Weight is a major factor in wake creation, so many of these designs are lightweight. Of course, it is impossible to completely eliminate wake. Some boats will inevitably have a large wake, such as particularly large or fast boats. Any minimization of wake saves fuel and increases safe operation speed, however.
Catamaran Ferries - A low-wake Design
This boat, designed by All American Marine and Teknicraft Design, is an example of the newly popular catamaran style for large ferries. It is lightweight, with a hull constructed out of aluminum. The cabin and hydrofoil, meanwhile, are constructed out of a sturdy, lightweight composite material. The low wake wash contributes to a very high fuel efficiency. In fact, tests have shown that the boat achieves the same efficiency at speeds between 17 and 29 knots. The 83 foot boat is also large enough to accommodate 150 passengers. At a speed of 22 knots, the boat burns 75.1 gallons of fuel per hour. Compare that to the fuel usage of a typical 90 foot composite boat with the same 150 passengers: 150 gallons per hour! The difference comes from engine usage: this boat uses only 49.5% of its engine power at 22 knots, while the heavier boat uses 80%.

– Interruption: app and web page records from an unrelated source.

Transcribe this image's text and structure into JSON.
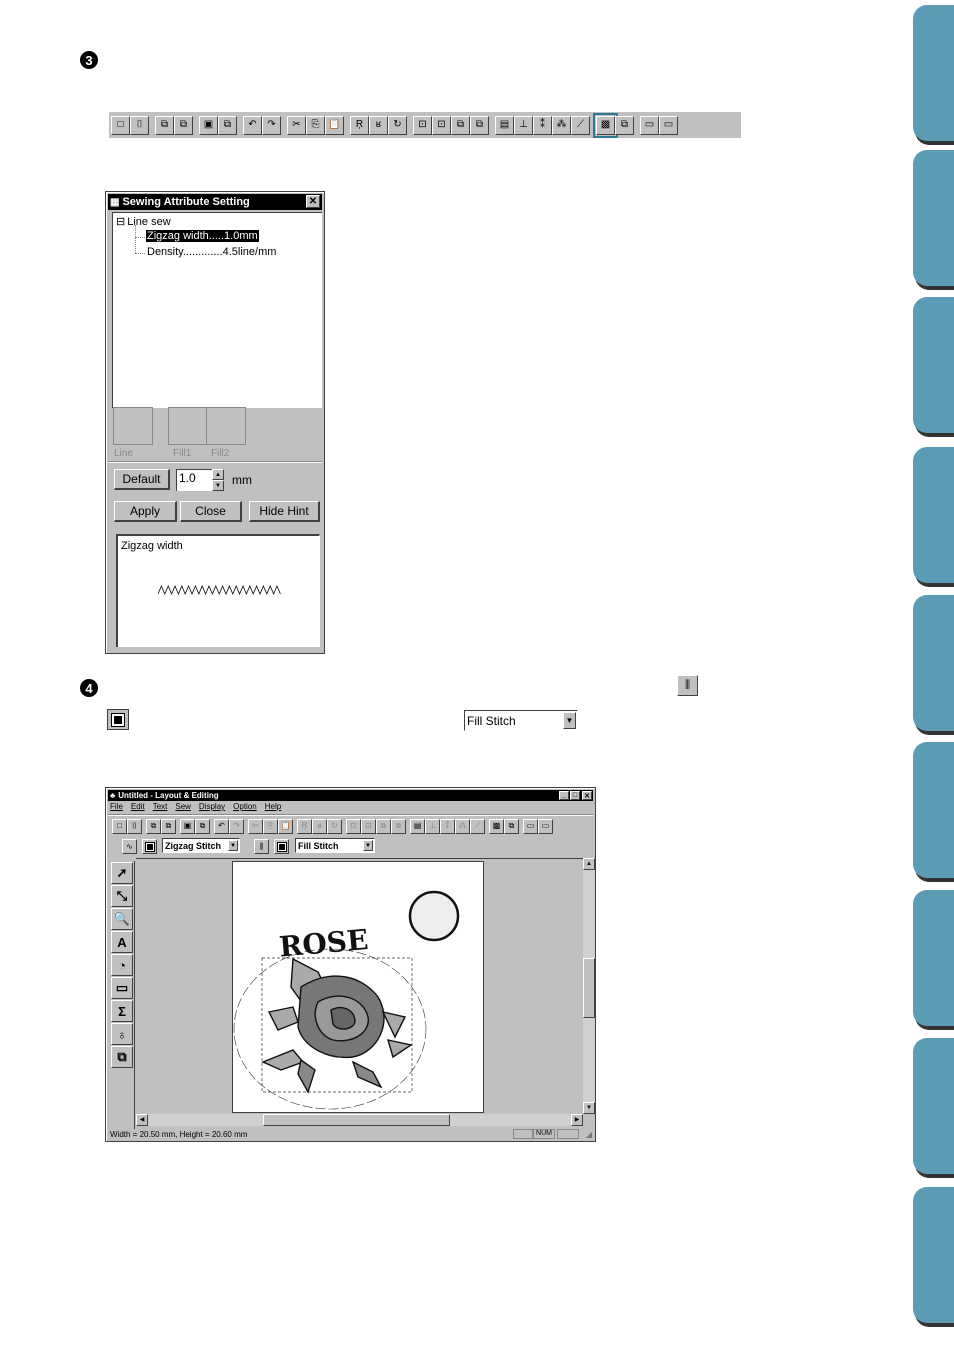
{
  "steps": [
    {
      "number": "3"
    },
    {
      "number": "4"
    }
  ],
  "toolbar_icons": [
    "new-file-icon",
    "open-file-icon",
    "import-icon",
    "export-icon",
    "save-icon",
    "save-as-icon",
    "undo-icon",
    "redo-icon",
    "cut-icon",
    "copy-icon",
    "paste-icon",
    "mirror-icon",
    "flip-icon",
    "rotate-icon",
    "group-icon",
    "ungroup-icon",
    "order-front-icon",
    "order-back-icon",
    "text-attribute-icon",
    "fit-text-icon",
    "text-vertical-icon",
    "text-arc-icon",
    "text-slant-icon",
    "sewing-attribute-icon",
    "sewing-order-icon",
    "preview-icon",
    "realistic-preview-icon"
  ],
  "toolbar_glyphs": [
    "□",
    "⌷",
    "⧉",
    "⧉",
    "▣",
    "⧉",
    "↶",
    "↷",
    "✂",
    "⎘",
    "📋",
    "Ŗ",
    "ʁ",
    "↻",
    "⊡",
    "⊡",
    "⧉",
    "⧉",
    "▤",
    "⊥",
    "⁑",
    "⁂",
    "⟋",
    "▩",
    "⧉",
    "▭",
    "▭"
  ],
  "dialog": {
    "title": "Sewing Attribute Setting",
    "close": "✕",
    "tree": {
      "root": "Line sew",
      "expander": "⊟",
      "items": [
        {
          "label": "Zigzag width.....1.0mm",
          "selected": true
        },
        {
          "label": "Density.............4.5line/mm",
          "selected": false
        }
      ]
    },
    "swatches": [
      "Line",
      "Fill1",
      "Fill2"
    ],
    "default_label": "Default",
    "value": "1.0",
    "unit": "mm",
    "apply_label": "Apply",
    "close_label": "Close",
    "hide_hint_label": "Hide Hint",
    "hint_title": "Zigzag width"
  },
  "inline": {
    "fill_stitch_select": "Fill Stitch"
  },
  "app": {
    "title": "Untitled - Layout & Editing",
    "menus": [
      "File",
      "Edit",
      "Text",
      "Sew",
      "Display",
      "Option",
      "Help"
    ],
    "line_sew_select": "Zigzag Stitch",
    "region_sew_select": "Fill Stitch",
    "canvas_text": "ROSE",
    "status": "Width  = 20.50 mm, Height = 20.60 mm",
    "status_num": "NUM",
    "tools": [
      "select-icon",
      "point-edit-icon",
      "zoom-icon",
      "text-icon",
      "outline-icon",
      "shape-icon",
      "manual-punch-icon",
      "stamp-icon",
      "import-icon"
    ],
    "tool_glyphs": [
      "➚",
      "⤡",
      "🔍",
      "A",
      "◔",
      "▭",
      "Σ",
      "♁",
      "⧉"
    ]
  },
  "side_tabs": 9
}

Image: Flickr - Benjamin Nagel - Stena Explorer
Pentamaran Hull Design
The pentaran is an exciting new design that works on the same principles as the catamaran. However, it has extra stabilizing outriggers, which enable increased speed. This hull design is patented by Nigel Gee, who is working with ADX Express, a business consortium, to bring the technology to fruition. The pentamaran is long and thin, and very fast: the 280 meter design is expected to average 38 knots, with a top speed of 41 knots. Because the boat "pierces through the waves," in the words of designer Gee, it is not strongly affected by adverse weather conditions. Despite its high speed, the boat is expected to maintain a high fuel efficiency. Future applications may bring pentamaran technology to yachts and passenger ferries.
Twin Interceptor hull form
This hull form is designed to decrease wake and allow boats to cut through waves, rather than pushing through them. This hull is particularly popular in naval boats. One widely-used design is the Blade Runner twin intercepter hull, which is developed by Bentley Marine. In addition to reducing fuel consumption, this design helps control pitch and roll motions. The hull is designed with a narrow entry profile, which helps reduce drag and wake creation.